How do I anonymise my evidence?

Patient and colleague confidentiality

When submitting your evidence, you must remember your responsibilities under Good medical practice. Domain 4 of Good medical practice is about maintaining trust.

You must check every page of the evidence for patient or sensitive data.

What information do I need to anonymise?

  1. All patient identifying details. This includes:
    • names (first and last)
    • addresses, including street names and postcodes
    • contact details
    • NHS/URN numbers
    • reference numbers on letters.
  1. Details of patients’ relatives
  1. Details of colleagues that you’ve assessed, written a reference for, or who have been involved in a complaint you’ve submitted. This includes:
    • names (first and last)
    • GMC numbers 
    • contact details, such as phone numbers or email addresses
    • login codes and reference numbers of assessments.

Gender and Date of birth don’t need to be redacted. This information can be useful to the evaluators in assessing the range of patients seen by the applicant.

What areas of my evidence are likely to contain patient data?

  • Logbooks
  • Medical reports/case histories
  • Referral letters
  • Patient lists
  • Meeting minutes
  • Thank you letters, emails and cards
  • Complaints

What areas of my evidence are likely to contain colleague data?

  • Participation in assessment and appraisal of others
  • Complaints

We suggest you use a crayon for hard copy evidence instead of a marker pen, as this makes sure information remains anonymised in your documents. If a marker pen has been used, patient data is often visible when we scan your evidence.

For electronic evidence we suggest you use redaction software.

What happens if I fail to anonymise my evidence?    

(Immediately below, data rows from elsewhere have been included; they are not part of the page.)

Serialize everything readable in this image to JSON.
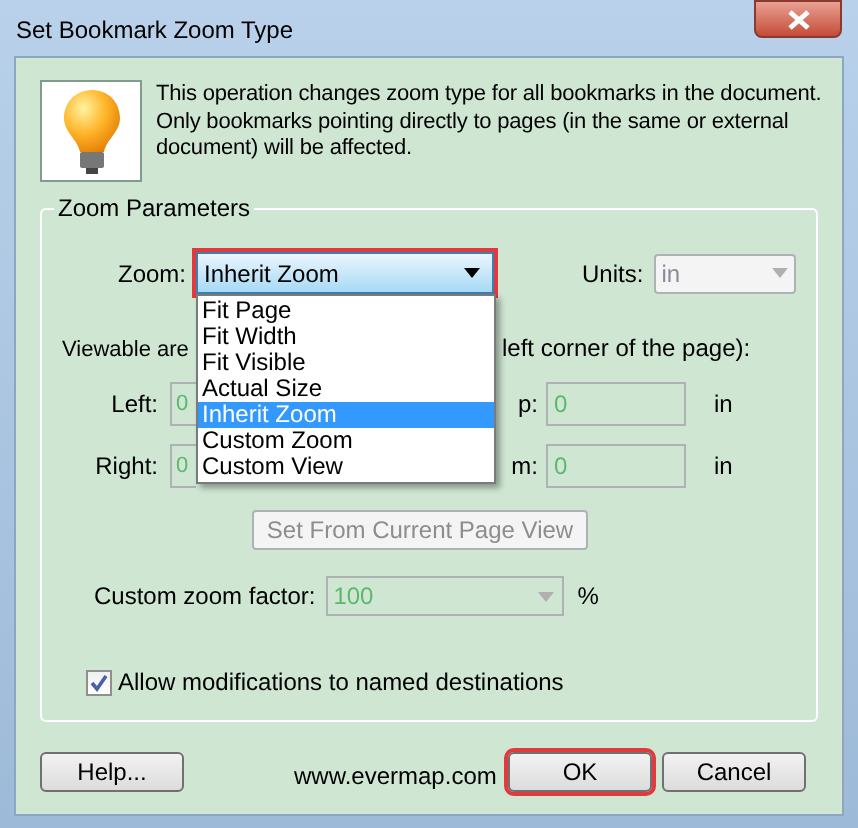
{
  "window": {
    "title": "Set Bookmark Zoom Type"
  },
  "message": "This operation changes zoom type for all bookmarks in the document. Only bookmarks pointing directly to pages (in the same or external document) will be affected.",
  "group": {
    "title": "Zoom Parameters"
  },
  "zoom": {
    "label": "Zoom:",
    "value": "Inherit Zoom",
    "highlighted": true
  },
  "zoom_options": [
    {
      "label": "Fit Page",
      "selected": false
    },
    {
      "label": "Fit Width",
      "selected": false
    },
    {
      "label": "Fit Visible",
      "selected": false
    },
    {
      "label": "Actual Size",
      "selected": false
    },
    {
      "label": "Inherit Zoom",
      "selected": true
    },
    {
      "label": "Custom Zoom",
      "selected": false
    },
    {
      "label": "Custom View",
      "selected": false
    }
  ],
  "units": {
    "label": "Units:",
    "value": "in",
    "disabled": true
  },
  "viewable": {
    "left_part": "Viewable are",
    "right_part": "left corner of the page):"
  },
  "coords": [
    {
      "label": "Left:",
      "value": "0",
      "other_label": "p:",
      "other_value": "0",
      "unit": "in"
    },
    {
      "label": "Right:",
      "value": "0",
      "other_label": "m:",
      "other_value": "0",
      "unit": "in"
    }
  ],
  "set_button": {
    "label": "Set From Current Page View",
    "disabled": true
  },
  "custom_zoom": {
    "label": "Custom zoom factor:",
    "value": "100",
    "unit": "%",
    "disabled": true
  },
  "allow_checkbox": {
    "label": "Allow modifications to named destinations",
    "checked": true
  },
  "help_button": {
    "label": "Help...",
    "highlighted": false
  },
  "website": "www.evermap.com",
  "buttons": [
    {
      "label": "OK",
      "highlighted": true
    },
    {
      "label": "Cancel",
      "highlighted": false
    }
  ]
}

  • It’s your responsibility to make sure that your evidence has been anonymised. We accept no responsibility for checking that all of your evidence has been anonymised.
  • If we become aware of identifiable personal information while we're checking your evidence, we'll inform the relevant royal college or faculty that your original evidence included some personal data.
  • We won’t anonymise any data on your behalf. If you don’t anonymise your evidence correctly this is likely to cause delays to your application.
  • If you don’t follow these requirements you may be in breach of the General Data Protection Regulation (GDPR) and the patient confidentiality standards in Good medical practice. We may refer you to our Fitness to Practise directorate. 

If we become aware of identifiable personal information while checking your evidence, we'll delete this from your application and asked you to resubmit it once it’s been fully redacted. If you’ve uploaded a single document file which contains multiple pages, we’ll have to delete the whole document even if only one page contains identifiable personal information.

Any hard copy evidence you provide which contains identifiable personal information will be returned to you, requesting you remove the data.

If you submit further evidence which hasn’t been anonymised correctly at the point we’re ready to send your application to the royal college or faculty for evaluation we’ll exclude these documents from your application as stated above.